(Provided information begins)
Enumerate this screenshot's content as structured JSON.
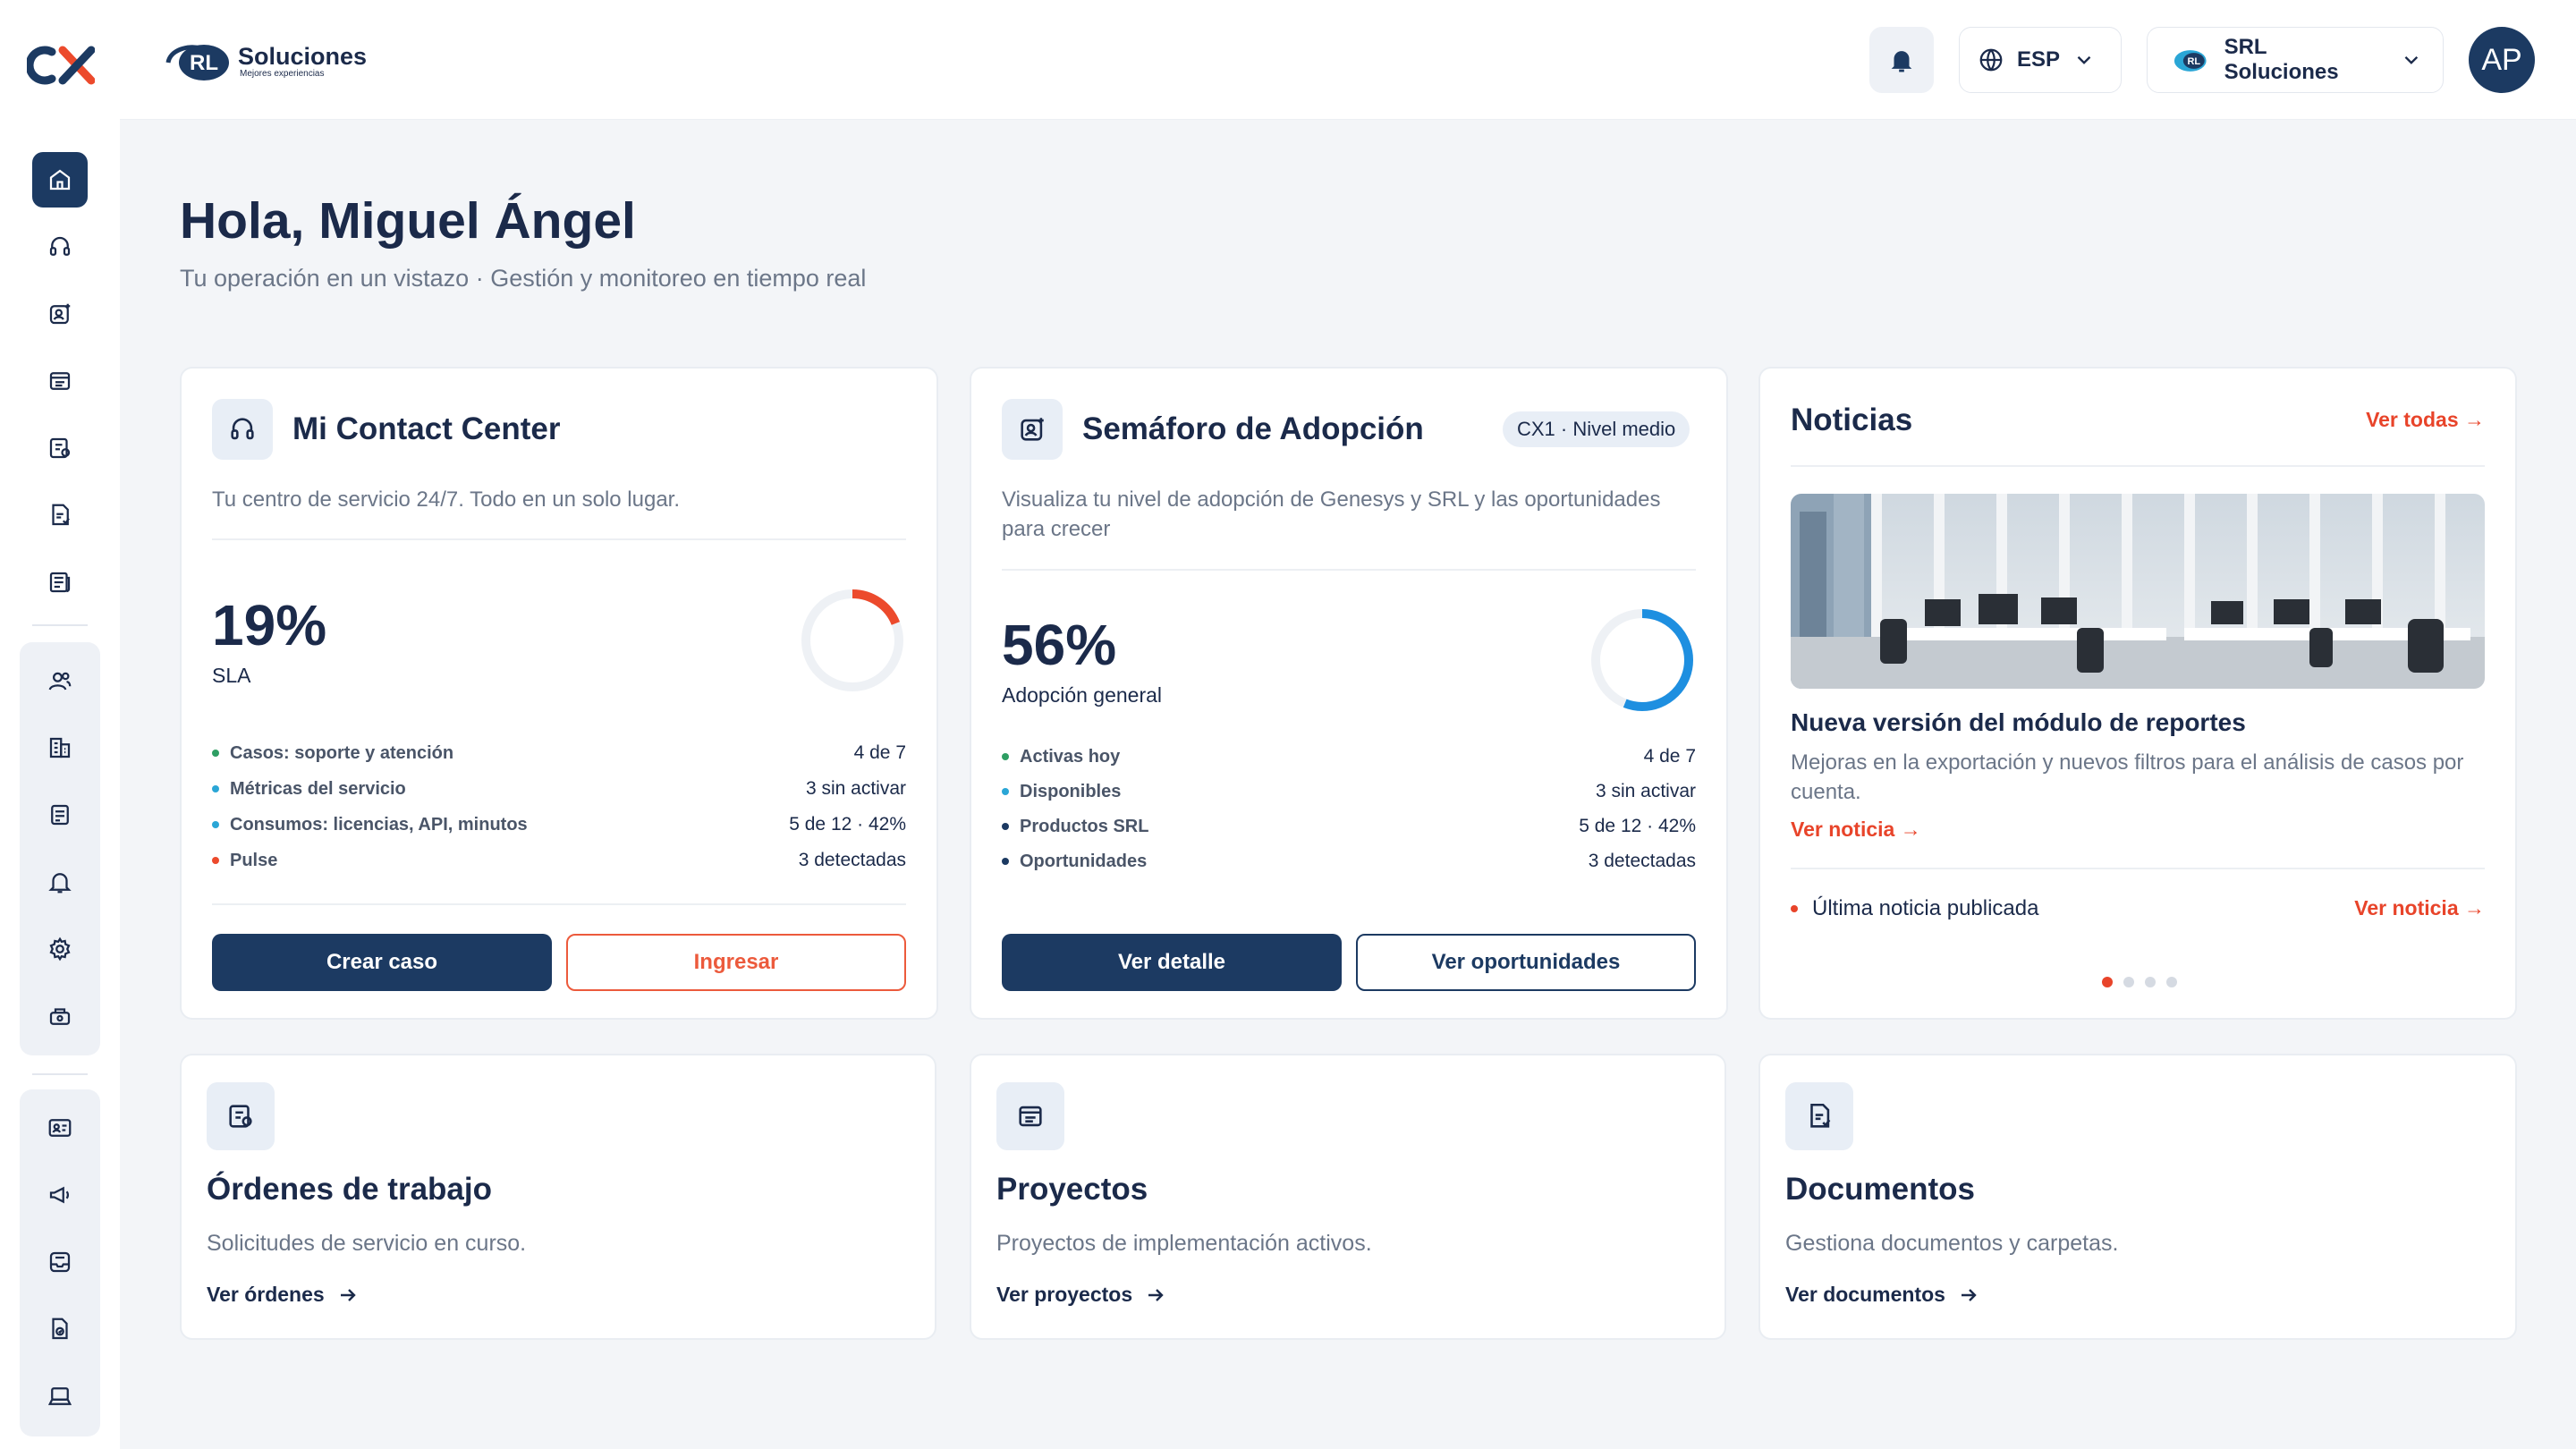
{
  "header": {
    "brand_name": "Soluciones",
    "brand_tag": "Mejores experiencias",
    "language": "ESP",
    "organization": "SRL Soluciones",
    "avatar_initials": "AP"
  },
  "greeting": {
    "title": "Hola, Miguel Ángel",
    "subtitle": "Tu operación en un vistazo · Gestión y monitoreo en tiempo real"
  },
  "contact_center": {
    "title": "Mi Contact Center",
    "description": "Tu centro de servicio 24/7. Todo en un solo lugar.",
    "big_value": "19%",
    "big_label": "SLA",
    "gauge_fraction": 0.19,
    "gauge_color": "#ec4a2c",
    "metrics": [
      {
        "label": "Casos: soporte y atención",
        "value": "4 de 7",
        "color": "#2e9e63"
      },
      {
        "label": "Métricas del servicio",
        "value": "3 sin activar",
        "color": "#2aa6d6"
      },
      {
        "label": "Consumos: licencias, API, minutos",
        "value": "5 de 12 · 42%",
        "color": "#2aa6d6"
      },
      {
        "label": "Pulse",
        "value": "3 detectadas",
        "color": "#ec4a2c"
      }
    ],
    "primary_button": "Crear caso",
    "secondary_button": "Ingresar"
  },
  "adoption": {
    "title": "Semáforo de Adopción",
    "badge": "CX1 · Nivel medio",
    "description": "Visualiza tu nivel de adopción de Genesys y SRL y las oportunidades para crecer",
    "big_value": "56%",
    "big_label": "Adopción general",
    "gauge_fraction": 0.56,
    "gauge_color": "#1e8fe0",
    "metrics": [
      {
        "label": "Activas hoy",
        "value": "4 de 7",
        "color": "#2e9e63"
      },
      {
        "label": "Disponibles",
        "value": "3 sin activar",
        "color": "#2aa6d6"
      },
      {
        "label": "Productos SRL",
        "value": "5 de 12 · 42%",
        "color": "#1c3a62"
      },
      {
        "label": "Oportunidades",
        "value": "3 detectadas",
        "color": "#1c3a62"
      }
    ],
    "primary_button": "Ver detalle",
    "secondary_button": "Ver oportunidades"
  },
  "news": {
    "title": "Noticias",
    "see_all": "Ver todas →",
    "headline": "Nueva versión del módulo de reportes",
    "summary": "Mejoras en la exportación y nuevos filtros para el análisis de casos por cuenta.",
    "read_link": "Ver noticia →",
    "latest_label": "Última noticia publicada",
    "latest_link": "Ver noticia →",
    "active_page": 0,
    "page_count": 4
  },
  "work_orders": {
    "title": "Órdenes de trabajo",
    "description": "Solicitudes de servicio en curso.",
    "link": "Ver órdenes"
  },
  "projects": {
    "title": "Proyectos",
    "description": "Proyectos de implementación activos.",
    "link": "Ver proyectos"
  },
  "documents": {
    "title": "Documentos",
    "description": "Gestiona documentos y carpetas.",
    "link": "Ver documentos"
  }
}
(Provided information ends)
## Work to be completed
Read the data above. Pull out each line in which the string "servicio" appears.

## Written answer
    "description": "Tu centro de servicio 24/7. Todo en un solo lugar.",
        "label": "Métricas del servicio",
    "description": "Solicitudes de servicio en curso.",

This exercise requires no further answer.